Dataset rows for apps and sites:
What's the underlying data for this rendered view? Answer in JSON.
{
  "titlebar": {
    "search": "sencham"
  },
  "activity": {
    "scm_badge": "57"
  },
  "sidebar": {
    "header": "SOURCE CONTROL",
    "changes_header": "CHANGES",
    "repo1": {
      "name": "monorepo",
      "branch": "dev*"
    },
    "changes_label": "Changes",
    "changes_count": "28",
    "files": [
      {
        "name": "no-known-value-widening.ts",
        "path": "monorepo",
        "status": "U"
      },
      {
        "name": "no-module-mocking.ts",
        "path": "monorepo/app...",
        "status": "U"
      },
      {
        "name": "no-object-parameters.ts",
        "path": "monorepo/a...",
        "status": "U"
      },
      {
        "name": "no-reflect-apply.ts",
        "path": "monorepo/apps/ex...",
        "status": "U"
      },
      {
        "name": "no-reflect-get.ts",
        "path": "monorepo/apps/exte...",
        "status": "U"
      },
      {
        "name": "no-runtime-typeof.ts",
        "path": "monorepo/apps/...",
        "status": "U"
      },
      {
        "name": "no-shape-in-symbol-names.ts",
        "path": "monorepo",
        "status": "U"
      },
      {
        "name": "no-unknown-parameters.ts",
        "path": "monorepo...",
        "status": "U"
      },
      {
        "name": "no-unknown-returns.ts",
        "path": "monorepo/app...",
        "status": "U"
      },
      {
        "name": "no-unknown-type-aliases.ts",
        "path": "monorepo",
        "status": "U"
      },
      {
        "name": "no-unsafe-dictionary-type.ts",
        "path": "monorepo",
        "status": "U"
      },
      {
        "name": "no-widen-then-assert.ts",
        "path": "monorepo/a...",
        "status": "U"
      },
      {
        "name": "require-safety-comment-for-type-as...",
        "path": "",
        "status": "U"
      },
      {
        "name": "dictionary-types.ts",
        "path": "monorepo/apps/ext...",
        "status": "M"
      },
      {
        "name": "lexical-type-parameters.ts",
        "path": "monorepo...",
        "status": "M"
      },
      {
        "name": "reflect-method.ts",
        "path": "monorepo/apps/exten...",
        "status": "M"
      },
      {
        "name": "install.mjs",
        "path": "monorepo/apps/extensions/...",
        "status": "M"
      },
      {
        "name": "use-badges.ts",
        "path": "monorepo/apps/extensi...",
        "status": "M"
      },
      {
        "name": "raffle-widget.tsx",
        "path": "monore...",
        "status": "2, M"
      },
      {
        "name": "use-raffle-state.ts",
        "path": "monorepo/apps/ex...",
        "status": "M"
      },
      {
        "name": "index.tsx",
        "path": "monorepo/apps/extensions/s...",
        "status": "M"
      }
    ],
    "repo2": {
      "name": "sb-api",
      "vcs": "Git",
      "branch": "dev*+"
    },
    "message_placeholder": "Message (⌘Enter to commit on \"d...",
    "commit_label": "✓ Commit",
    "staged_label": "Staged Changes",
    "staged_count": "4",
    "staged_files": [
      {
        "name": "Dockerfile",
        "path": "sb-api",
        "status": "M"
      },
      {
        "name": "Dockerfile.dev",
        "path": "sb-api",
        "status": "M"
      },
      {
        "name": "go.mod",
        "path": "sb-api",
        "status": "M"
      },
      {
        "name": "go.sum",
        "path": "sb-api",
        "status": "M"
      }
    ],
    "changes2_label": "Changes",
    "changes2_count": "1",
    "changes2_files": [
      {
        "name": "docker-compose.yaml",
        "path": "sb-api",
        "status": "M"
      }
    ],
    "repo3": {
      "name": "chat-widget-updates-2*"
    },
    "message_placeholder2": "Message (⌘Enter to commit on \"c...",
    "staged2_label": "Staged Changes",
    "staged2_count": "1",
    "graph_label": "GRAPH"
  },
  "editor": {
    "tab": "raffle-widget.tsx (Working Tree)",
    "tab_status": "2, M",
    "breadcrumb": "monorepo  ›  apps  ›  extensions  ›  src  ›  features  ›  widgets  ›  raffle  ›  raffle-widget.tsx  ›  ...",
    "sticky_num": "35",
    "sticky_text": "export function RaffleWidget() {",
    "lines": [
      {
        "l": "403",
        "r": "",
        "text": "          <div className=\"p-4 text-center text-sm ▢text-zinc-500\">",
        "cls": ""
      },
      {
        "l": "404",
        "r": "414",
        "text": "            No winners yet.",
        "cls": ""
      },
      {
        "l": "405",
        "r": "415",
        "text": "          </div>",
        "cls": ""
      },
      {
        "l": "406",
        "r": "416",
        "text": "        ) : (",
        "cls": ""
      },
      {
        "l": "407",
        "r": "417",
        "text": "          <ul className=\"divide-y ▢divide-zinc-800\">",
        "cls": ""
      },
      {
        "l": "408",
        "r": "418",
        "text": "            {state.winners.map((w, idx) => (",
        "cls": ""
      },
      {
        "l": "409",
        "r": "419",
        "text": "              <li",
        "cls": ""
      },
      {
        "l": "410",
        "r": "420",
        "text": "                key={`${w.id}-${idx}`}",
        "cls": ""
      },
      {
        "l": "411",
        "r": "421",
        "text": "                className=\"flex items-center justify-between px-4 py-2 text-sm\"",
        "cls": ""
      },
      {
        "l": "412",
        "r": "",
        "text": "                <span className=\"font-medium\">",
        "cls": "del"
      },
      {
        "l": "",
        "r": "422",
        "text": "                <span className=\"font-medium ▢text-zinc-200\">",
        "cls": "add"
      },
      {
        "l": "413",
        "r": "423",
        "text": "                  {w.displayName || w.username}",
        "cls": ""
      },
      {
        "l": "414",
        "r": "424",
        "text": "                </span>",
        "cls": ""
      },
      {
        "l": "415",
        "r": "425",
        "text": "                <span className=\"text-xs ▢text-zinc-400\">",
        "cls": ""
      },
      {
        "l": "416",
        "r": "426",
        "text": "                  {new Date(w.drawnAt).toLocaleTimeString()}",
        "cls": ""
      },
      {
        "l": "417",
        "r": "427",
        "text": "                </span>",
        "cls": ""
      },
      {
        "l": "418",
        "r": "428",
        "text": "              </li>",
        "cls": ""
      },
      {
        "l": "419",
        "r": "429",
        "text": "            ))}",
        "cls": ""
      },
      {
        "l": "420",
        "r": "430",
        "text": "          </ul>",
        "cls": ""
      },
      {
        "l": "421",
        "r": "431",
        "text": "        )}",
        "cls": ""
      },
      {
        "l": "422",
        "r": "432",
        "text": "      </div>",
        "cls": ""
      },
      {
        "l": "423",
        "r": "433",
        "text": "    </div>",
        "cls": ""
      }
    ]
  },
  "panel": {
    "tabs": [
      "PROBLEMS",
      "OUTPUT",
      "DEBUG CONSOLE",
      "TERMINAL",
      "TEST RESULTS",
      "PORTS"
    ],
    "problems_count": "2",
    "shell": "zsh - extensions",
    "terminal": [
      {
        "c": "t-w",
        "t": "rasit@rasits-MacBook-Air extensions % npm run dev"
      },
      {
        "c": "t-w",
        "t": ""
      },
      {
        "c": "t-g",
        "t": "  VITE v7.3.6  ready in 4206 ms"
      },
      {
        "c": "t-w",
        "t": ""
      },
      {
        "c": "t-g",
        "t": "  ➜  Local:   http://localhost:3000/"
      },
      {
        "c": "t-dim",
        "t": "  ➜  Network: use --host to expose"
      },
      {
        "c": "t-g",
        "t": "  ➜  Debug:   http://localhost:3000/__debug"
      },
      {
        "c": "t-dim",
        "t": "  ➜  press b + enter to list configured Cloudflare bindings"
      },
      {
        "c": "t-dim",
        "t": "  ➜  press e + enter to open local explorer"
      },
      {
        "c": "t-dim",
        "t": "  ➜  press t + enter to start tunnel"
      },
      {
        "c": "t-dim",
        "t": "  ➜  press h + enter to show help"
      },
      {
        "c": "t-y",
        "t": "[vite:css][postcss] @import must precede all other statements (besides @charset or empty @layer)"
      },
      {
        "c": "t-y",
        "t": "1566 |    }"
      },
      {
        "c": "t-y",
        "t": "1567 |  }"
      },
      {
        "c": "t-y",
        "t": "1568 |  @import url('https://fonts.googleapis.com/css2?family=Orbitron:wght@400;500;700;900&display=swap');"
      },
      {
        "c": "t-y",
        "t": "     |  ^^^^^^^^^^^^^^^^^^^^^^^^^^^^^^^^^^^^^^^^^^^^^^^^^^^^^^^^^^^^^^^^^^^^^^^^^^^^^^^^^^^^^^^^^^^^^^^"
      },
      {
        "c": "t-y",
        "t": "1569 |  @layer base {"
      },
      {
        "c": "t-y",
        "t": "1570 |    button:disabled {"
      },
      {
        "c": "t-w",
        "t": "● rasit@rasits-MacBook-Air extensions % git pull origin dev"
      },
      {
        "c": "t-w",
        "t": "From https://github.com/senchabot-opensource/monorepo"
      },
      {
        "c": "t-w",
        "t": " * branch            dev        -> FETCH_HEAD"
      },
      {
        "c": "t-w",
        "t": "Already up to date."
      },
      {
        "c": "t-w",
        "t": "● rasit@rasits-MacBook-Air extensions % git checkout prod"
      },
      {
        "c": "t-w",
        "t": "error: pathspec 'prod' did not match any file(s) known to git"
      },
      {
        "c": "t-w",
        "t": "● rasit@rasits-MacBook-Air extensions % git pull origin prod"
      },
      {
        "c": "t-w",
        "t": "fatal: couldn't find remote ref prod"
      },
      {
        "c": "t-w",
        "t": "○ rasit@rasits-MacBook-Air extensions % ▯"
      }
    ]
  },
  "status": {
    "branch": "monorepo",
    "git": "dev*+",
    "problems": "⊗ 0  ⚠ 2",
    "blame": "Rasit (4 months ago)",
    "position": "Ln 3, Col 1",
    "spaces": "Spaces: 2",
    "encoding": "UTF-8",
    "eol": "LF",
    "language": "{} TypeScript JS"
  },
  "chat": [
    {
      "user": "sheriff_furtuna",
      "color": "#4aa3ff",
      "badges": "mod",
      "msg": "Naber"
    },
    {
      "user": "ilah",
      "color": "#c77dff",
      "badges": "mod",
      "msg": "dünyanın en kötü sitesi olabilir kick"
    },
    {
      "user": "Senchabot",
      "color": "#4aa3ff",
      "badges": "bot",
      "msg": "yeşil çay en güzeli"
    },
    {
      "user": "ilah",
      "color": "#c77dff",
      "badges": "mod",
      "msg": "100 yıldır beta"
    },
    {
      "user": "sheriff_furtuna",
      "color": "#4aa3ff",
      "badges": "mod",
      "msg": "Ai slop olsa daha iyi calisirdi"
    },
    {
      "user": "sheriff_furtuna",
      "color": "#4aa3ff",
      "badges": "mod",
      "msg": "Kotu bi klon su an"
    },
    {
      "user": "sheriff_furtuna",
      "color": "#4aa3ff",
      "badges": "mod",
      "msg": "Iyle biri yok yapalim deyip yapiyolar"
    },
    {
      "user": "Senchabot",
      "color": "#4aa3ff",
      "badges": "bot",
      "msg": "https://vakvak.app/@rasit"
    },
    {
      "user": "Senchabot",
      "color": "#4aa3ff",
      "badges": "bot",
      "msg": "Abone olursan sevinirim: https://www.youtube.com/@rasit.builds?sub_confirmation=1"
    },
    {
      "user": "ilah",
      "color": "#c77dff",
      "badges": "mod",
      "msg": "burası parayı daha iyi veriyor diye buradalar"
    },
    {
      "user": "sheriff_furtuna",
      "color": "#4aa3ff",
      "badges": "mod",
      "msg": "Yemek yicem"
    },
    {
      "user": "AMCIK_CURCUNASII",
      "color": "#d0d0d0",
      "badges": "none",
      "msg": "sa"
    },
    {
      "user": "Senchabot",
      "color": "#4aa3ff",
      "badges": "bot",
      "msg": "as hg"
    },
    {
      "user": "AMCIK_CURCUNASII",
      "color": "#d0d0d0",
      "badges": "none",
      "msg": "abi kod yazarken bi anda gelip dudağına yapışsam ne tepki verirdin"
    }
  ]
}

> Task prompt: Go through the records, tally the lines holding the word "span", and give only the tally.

> Answer: 5